Mentor
So I tried using Gauss's law
OK. What did you get for the field?

I'm not completely sure of this answer but...since its a surface charge density, the sphere seems to match the conditions of a conductor in electrostatic equilibrium. So the net electric field inside the sphere should simply be 0N/C. Outside the sphere, you'll get that the net electric flux is 0...but that doesn't mean that the electric field outside the sphere is 0. Near the surface of the sphere, the electric field should be $$E(\pi r^2) = \frac{\sigma}{\epsilon_{0}}$$ (what you basically did) and the further away you are, it should come close enough to 0N/C since the net charge on the sphere is 0C.

Doc Al
Mentor

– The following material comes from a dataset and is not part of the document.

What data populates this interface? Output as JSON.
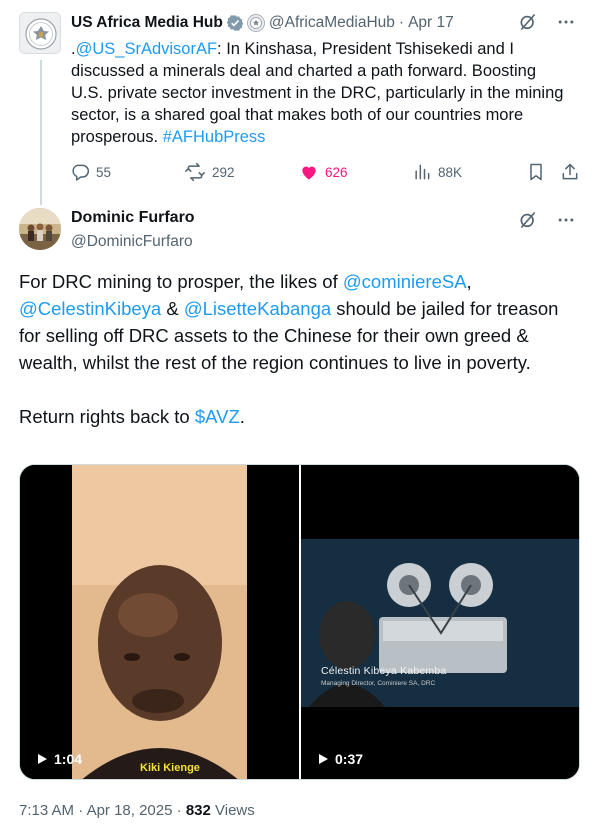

Note that the problem specifies upper half and lower half, not inner surface and outer surface. (The latter would indeed be an easy problem to solve using Gauss's law; the former, not so easy.)